Lata: You said that Ford was one of the first companies that brought women into the shop floor. I’m a big advocate of skill-based work because that’s the solution to employment problems. That is still an area which is not explored carefully. What would be your recommendation to change the scenario and get more young women into the skill sector for employment?
Gangapriya: It is important to bring women to the shop floor. You must have the right policies and create an enabling environment, which means that the infrastructure needs to be there. Many times, factories don’t have even toilets for women. We must have enablers like day-care centres and transportation.
We also find that when we have women in the workplace on the shop floor, the behaviour of men improves. They become a lot more respectful and mindful about how they conduct themselves. It is a great win-win for everyone. I don’t think there will be a dearth of girls who may want to come in and work, though I don’t know how long they will stick on. But it’s a great solution.
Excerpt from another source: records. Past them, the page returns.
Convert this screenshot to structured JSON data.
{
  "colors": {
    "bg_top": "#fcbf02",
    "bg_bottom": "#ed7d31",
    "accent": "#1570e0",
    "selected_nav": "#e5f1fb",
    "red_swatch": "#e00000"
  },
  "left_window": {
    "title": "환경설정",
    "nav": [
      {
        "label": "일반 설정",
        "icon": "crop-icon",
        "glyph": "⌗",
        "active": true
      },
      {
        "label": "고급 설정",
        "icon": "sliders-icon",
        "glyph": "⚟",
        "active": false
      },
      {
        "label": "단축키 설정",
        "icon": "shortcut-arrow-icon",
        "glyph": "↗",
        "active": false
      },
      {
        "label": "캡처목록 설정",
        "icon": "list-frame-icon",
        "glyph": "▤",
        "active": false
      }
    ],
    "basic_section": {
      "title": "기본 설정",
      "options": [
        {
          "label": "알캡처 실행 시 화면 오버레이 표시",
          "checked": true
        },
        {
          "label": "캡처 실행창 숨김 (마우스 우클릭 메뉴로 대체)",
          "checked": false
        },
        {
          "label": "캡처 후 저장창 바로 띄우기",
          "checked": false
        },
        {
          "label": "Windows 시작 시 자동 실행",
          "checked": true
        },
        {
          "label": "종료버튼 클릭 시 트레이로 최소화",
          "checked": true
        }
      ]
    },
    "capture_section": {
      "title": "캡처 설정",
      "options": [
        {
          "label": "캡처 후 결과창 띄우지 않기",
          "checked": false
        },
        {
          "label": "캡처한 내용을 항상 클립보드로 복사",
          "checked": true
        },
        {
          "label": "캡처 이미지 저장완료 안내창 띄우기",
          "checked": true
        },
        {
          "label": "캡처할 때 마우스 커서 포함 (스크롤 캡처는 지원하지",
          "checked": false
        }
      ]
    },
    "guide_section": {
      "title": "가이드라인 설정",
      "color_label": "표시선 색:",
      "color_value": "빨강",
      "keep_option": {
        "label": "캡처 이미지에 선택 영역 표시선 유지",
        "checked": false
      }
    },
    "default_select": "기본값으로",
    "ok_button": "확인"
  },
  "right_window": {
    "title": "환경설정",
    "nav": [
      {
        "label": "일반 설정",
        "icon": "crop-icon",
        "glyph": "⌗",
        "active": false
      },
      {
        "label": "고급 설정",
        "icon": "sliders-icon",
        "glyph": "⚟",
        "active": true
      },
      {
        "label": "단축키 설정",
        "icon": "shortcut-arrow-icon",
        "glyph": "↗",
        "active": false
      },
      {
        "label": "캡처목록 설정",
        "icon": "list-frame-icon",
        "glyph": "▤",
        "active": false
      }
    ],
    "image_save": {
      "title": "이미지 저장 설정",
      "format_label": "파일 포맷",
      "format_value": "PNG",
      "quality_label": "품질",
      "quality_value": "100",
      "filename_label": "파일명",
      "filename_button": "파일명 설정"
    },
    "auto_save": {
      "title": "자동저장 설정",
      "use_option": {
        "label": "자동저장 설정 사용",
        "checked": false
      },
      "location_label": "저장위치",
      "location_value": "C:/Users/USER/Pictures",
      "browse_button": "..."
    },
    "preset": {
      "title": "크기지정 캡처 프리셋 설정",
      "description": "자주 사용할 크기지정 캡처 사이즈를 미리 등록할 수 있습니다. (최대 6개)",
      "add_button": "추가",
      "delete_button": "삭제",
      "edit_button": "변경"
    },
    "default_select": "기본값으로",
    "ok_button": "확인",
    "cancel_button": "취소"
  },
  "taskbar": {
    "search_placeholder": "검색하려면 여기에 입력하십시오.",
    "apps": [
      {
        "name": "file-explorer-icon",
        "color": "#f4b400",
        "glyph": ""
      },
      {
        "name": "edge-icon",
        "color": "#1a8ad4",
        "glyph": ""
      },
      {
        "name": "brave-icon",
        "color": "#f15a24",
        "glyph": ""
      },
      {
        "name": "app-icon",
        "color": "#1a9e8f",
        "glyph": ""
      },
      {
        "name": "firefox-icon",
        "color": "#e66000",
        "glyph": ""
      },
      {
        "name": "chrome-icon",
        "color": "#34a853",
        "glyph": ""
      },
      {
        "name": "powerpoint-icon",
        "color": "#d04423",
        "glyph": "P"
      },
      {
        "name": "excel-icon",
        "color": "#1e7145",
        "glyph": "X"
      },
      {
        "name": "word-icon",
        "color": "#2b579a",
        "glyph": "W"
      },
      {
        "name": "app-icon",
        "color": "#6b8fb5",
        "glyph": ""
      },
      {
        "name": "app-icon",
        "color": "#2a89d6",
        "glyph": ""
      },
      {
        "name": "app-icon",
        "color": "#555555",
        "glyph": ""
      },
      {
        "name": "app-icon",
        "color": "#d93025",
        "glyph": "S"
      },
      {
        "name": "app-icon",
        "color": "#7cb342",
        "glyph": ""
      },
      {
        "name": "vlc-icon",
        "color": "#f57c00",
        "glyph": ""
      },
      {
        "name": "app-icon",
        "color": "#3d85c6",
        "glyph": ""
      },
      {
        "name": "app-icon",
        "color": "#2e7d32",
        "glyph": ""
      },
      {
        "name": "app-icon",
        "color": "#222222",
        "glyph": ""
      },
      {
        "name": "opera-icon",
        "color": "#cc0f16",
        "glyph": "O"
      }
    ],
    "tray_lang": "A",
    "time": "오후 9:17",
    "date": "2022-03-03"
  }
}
Mythili Chandrasekar: I particularly liked what you said about ‘asking.’ Babita and I had a boss who would always tell us that asking is free. What you said that having women in workplace would bring out the better in men hasn’t been highlighted so far or discussed.